When my husband, Mark, and I found out we were expecting our fourth child, we immediately started taking stock of all the things we would need for another baby. We started unpacking boxes of baby clothes that were stored away after our other children had outgrown them, and made a list of things we had to buy—bottles, new car seats, a bouncer, diapers.
The list went on and on. We also made plans for how we would have to rearrange our home to accommodate our new family member.
Mark and I spent a good deal of time assessing the physical needs of our child, but, unfortunately, not as much on the less tangible aspects of expecting another child. When we finally did, however, we began to realize that in the grand scheme of things, whether we found time to buy a new bouncer didn’t really matter all that much. What mattered was that we were once again going to be bringing a new life into this world.
At first it was a bit overwhelming to think of how much our lives were going to change with a new baby. But then we realized that this provided us with a good opportunity to stop and assess where we were in our lives and what this new addition meant for our family.
The fact that we were doing all this reflecting at the same time the Church was celebrating the season of Lent was certainly not lost on us, and especially not on me. Lent, in and of itself, is a time of preparation. The 40 days lead us up to and prepare us for the challenges and triumphs of Holy Week and Easter. Lent also offers the perfect time for Catholics to slow down and assess their lives, both literally and spiritually.
On a very personal level, being pregnant during Lent is providing me with a unique perspective on the season. And it has extended it well beyond the traditional 40 days for me. Not only am I going to spend 40 days reflecting on where I am in my life and preparing for the birth of my child, but I am also going to spend 40 weeks doing it. As Jesus spent 40 days in the desert praying and reflecting, I will do so throughout my pregnancy.
I am also provided with a wonderful reminder that the Lenten season is not just about giving something up. It’s about offering ourselves up for the good of others.
When I was growing up, Lent for me usually meant giving up whatever candy bar I happened to like at the time. Then as I got a bit older, I started thinking in terms of being more proactive on behalf of others as my Lenten offering. For instance, perhaps each day I would offer someone a compliment or do a good deed for someone.
Change in Perspective
This change from looking inward to looking toward others can be best summed up by the Greek word metanoia. In Lenten Lunches: Reflections on the Weekday Readings for Lent and Easter Week, the late Daniel E. Pilarcyzk explains it this way: “The word metanoia connotes a change of mind and heart, altering one’s mind-set toward whole new ways of thinking and acting.

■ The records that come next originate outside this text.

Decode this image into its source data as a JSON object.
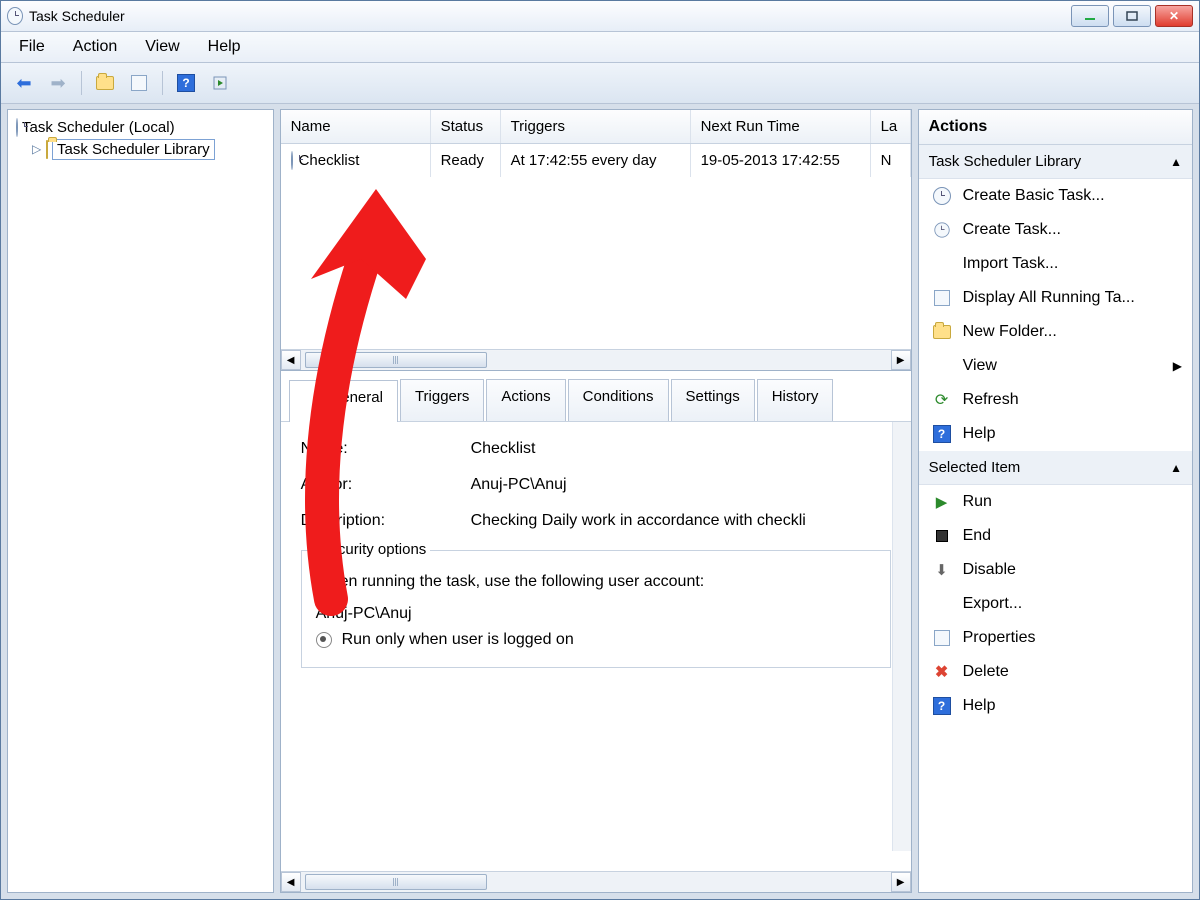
{
  "window": {
    "title": "Task Scheduler"
  },
  "menu": {
    "items": [
      "File",
      "Action",
      "View",
      "Help"
    ]
  },
  "tree": {
    "root": "Task Scheduler (Local)",
    "child": "Task Scheduler Library"
  },
  "grid": {
    "headers": {
      "name": "Name",
      "status": "Status",
      "triggers": "Triggers",
      "next": "Next Run Time",
      "last": "La"
    },
    "row": {
      "name": "Checklist",
      "status": "Ready",
      "triggers": "At 17:42:55 every day",
      "next": "19-05-2013 17:42:55",
      "last": "N"
    }
  },
  "tabs": [
    "General",
    "Triggers",
    "Actions",
    "Conditions",
    "Settings",
    "History"
  ],
  "detail": {
    "labels": {
      "name": "Name:",
      "author": "Author:",
      "description": "Description:"
    },
    "name": "Checklist",
    "author": "Anuj-PC\\Anuj",
    "description": "Checking Daily work in accordance with checkli",
    "security": {
      "legend": "Security options",
      "prompt": "When running the task, use the following user account:",
      "account": "Anuj-PC\\Anuj",
      "radio": "Run only when user is logged on"
    }
  },
  "actions": {
    "title": "Actions",
    "section1": "Task Scheduler Library",
    "items1": [
      "Create Basic Task...",
      "Create Task...",
      "Import Task...",
      "Display All Running Ta...",
      "New Folder...",
      "View",
      "Refresh",
      "Help"
    ],
    "section2": "Selected Item",
    "items2": [
      "Run",
      "End",
      "Disable",
      "Export...",
      "Properties",
      "Delete",
      "Help"
    ]
  }
}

This involves taking a look at where we are and trying to see where we ought to be. It involves testing our values and discerning how they stack up against the values that Jesus offers his followers.”
This concept has become vividly clear to me as I watch my stomach grow and feel my child move within me. Each day, each meal, each action is dedicated to the greater good of this child within me, my constant companion on this 40-week Lenten journey.